What do you think will change now that the medicines have been added to the EML? What are the next steps?

We hope that the addition of FDC for hypertension on the WHO EML will make access to these treatments more available for use in hypertension control programs in low and middle-income country settings; and also that we will see the modernization at the national level to include these treatments on national essential medicines lists and formularies to ensure availability in the public sector.
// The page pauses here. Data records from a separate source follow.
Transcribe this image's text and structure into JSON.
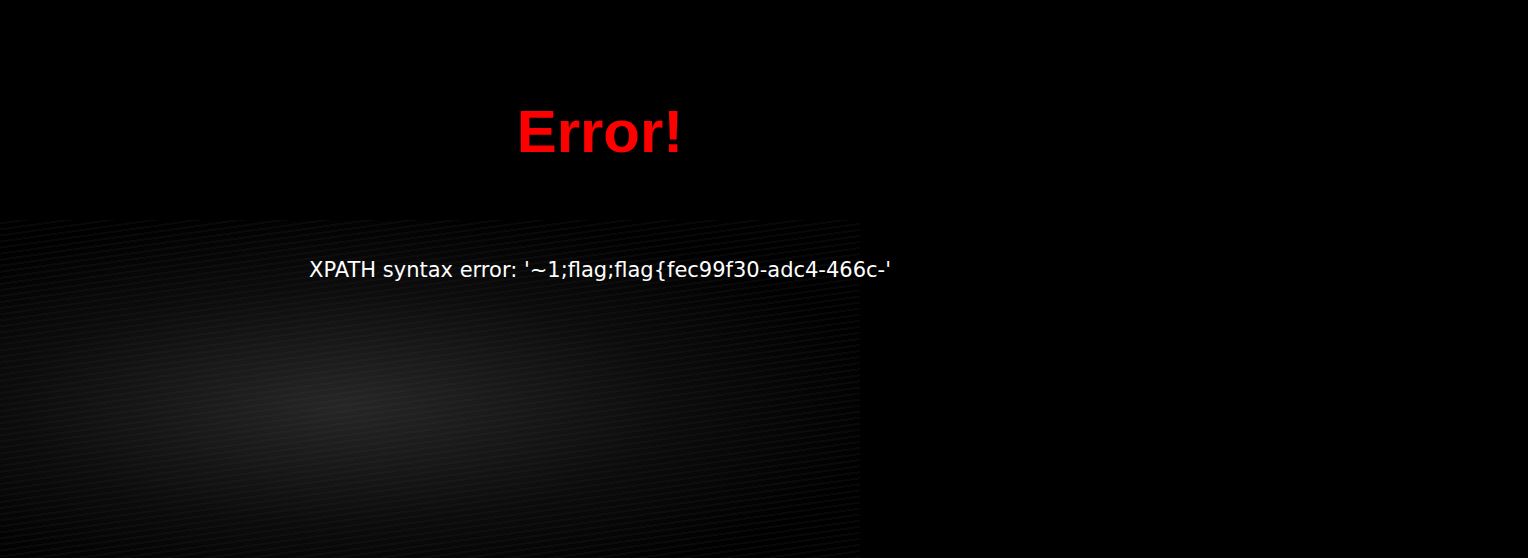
{
  "page": {
    "title": "Error!",
    "message": "XPATH syntax error: '~1;flag;flag{fec99f30-adc4-466c-'"
  }
}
A WHF-supported team of emerging leaders (GLOPRO) is examining and mapping the national and sub-national processes to analogously modernize national and sub-national EMLs.

By specifying exactly which treatments are representatives of the class, we hope that we will strengthen and focus demand on the highest value treatments at scale.

The case for fixed-dose combinations can be found in this correspondence in The Lancet and this LINKS webinar.

It is worth noting this piece in The Lancet which states “As organisations with a shared goal of improving hypertension control worldwide, the American Heart Association, European Society of Hypertension, International Society of Hypertension, Lancet Commission on Hypertension Group, Latin American Society of Hypertension, Resolve to Save Lives, World Heart Federation, World Hypertension League, and World Stroke Organization commend WHO for making single-pill combination antihypertensive medications more widely available by including them in the WHO Essential Medicines List.”